G.add_edge("B", "X") # student B went to school X
G.add_edge("C", "Y") # student C went to school X
nx.draw(G)

Because of an isssue with node labelling, we actually need to do a slightly more involved version.

In [ ]:
pos = nx.spring_layout(G)
nx.draw_networkx_labels(G, pos, font_color='r') # font colour is "r" for red
nx.draw_networkx_edges(G, pos, alpha=0.1) # set the line alpha transparency to .1
plt.axis('off') # don't show the axes for this plot
plt.show()

We can treat our topics similarly – instead of schools we have topics and instead of students we have terms.

Graphing Topic Terms

The code below to generate the graph data shares some similarities with our code to print terms for each topic:

  • Go through each topic
    • Go through each term
      • Create a link (edge) between the topic and the term
In [ ]:
import networkx as nx
import matplotlib.pyplot as plt
%matplotlib inline

def graph_terms_to_topics(lda, num_terms=10):
    
    # create a new graph and size it
    G = nx.Graph()
    plt.figure(figsize=(10,10))

    # generate the edges
    for i in range(0, lda.num_topics):
        topicLabel = "topic "+str(i)
        terms = [term for term, val in lda.show_topic(i, num_terms)]
        for term in terms:
            G.add_edge(topicLabel, term)
    
    pos = nx.spring_layout(G) # positions for all nodes
    
    # we'll plot topic labels and terms labels separately to have different colours
    g = G.subgraph([topic for topic, _ in pos.items() if "topic " in topic])
    nx.draw_networkx_labels(g, pos,  font_color='r')
    g = G.subgraph([term for term, _ in pos.items() if "topic " not in term])
    nx.draw_networkx_labels(g, pos)
    
    # plot edges
    nx.draw_networkx_edges(G, pos, edgelist=G.edges(), alpha=0.1)

    plt.axis('off')
    plt.show()

graph_terms_to_topics(sonnetsLda)

The terms on the outside only exist in one topic. Some of the terms are able to cluster closer to some topics due to the way force-directed graphs try to efficiently plot nodes (topic and term labels) to have the shortest lines and the least amount of overlap. Terms in the middle exist with multiple topics. Is this a useful way to read Shakespeare's sonnets?

Next Steps

Try the following tasks to see if you can refine the topics:

  • Experiment with arguments to get_lists_of_words()
    • minLength of words
    • Stop-words
    • Parts-of-speech arguments (remember that these are Treebank codes)
    • Add an argument to the function (and try it) that determines if words are converted to lowercase
  • Experiment with arguments to get_lda_from_lists_of_words(), in other words to LdaModel()
  • Which tweaks seem to make the most difference?

Let's continue on to Document Similarity.

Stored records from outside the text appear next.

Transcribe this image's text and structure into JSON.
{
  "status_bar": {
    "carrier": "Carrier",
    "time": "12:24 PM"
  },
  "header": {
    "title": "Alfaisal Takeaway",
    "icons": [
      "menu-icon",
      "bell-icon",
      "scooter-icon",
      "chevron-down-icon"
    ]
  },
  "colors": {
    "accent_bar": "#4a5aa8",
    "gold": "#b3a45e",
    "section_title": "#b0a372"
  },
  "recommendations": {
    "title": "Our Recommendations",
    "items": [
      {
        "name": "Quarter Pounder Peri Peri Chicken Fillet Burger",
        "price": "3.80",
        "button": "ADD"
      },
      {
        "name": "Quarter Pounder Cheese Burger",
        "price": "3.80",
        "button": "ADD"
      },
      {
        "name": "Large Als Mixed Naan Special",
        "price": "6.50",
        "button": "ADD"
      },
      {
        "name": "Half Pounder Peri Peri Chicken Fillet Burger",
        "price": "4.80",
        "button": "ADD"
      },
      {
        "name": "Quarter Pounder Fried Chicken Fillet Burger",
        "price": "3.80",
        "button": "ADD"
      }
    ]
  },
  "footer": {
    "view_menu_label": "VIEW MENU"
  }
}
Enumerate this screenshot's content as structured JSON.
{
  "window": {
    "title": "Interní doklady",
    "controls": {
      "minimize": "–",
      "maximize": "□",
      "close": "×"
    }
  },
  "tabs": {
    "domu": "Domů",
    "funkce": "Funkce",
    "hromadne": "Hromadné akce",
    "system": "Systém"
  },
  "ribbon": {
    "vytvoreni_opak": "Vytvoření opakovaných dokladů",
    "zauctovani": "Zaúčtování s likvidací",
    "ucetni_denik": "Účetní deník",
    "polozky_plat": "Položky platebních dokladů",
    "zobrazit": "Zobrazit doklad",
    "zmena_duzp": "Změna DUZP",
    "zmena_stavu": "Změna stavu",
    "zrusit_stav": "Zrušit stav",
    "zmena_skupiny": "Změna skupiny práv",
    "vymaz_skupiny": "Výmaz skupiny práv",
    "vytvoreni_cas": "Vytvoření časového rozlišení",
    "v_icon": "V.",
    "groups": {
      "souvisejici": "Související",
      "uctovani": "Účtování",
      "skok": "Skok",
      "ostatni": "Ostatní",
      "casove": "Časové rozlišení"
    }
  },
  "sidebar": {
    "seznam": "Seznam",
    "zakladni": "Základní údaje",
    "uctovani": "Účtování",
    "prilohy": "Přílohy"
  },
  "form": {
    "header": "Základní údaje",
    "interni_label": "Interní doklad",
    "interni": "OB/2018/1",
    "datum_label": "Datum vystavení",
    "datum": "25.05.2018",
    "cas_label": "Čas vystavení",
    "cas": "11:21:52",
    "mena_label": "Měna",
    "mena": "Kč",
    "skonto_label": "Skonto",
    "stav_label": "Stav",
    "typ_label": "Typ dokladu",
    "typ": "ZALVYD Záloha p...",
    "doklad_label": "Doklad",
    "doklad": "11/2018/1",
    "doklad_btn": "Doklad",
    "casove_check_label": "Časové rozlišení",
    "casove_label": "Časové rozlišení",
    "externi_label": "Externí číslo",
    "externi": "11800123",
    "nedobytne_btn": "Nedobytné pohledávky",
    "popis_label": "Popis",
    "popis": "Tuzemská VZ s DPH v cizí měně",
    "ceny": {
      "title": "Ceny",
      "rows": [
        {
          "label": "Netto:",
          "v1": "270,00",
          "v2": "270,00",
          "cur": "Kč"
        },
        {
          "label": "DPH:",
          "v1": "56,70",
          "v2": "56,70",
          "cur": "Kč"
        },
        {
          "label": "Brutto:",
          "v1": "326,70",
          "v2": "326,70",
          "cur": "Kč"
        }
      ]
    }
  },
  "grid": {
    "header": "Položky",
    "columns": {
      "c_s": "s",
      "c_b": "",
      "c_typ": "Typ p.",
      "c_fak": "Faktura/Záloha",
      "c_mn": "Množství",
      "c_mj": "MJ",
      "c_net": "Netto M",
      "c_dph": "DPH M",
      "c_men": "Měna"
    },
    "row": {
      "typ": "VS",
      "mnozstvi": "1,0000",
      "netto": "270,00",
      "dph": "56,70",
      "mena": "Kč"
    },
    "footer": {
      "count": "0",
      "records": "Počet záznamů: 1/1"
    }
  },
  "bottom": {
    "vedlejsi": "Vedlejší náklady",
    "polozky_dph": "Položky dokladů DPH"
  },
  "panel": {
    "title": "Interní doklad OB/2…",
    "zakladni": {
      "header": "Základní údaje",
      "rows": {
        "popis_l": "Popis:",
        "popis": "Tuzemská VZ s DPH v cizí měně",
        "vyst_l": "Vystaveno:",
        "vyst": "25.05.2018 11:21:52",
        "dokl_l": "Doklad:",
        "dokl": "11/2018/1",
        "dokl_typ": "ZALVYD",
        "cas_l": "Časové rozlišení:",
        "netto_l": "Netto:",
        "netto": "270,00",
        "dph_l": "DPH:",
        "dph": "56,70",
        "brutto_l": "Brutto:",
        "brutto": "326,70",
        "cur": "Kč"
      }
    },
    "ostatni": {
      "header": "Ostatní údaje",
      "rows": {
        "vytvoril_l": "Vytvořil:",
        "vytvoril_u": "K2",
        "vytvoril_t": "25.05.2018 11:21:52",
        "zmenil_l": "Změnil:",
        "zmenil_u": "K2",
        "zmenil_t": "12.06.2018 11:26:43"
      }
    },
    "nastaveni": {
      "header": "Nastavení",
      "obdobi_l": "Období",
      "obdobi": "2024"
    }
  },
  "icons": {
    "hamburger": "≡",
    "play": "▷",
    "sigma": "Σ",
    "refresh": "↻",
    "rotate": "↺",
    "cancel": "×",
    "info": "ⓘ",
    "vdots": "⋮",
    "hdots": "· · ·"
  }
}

CC BY-SA From The Art of Literary Text Analysis by Stéfan Sinclair & Geoffrey Rockwell. Edited and revised by Melissa Mony.
Created March 23, 2015 and last modified December 9, 2015 (Jupyter 4)

In [ ]: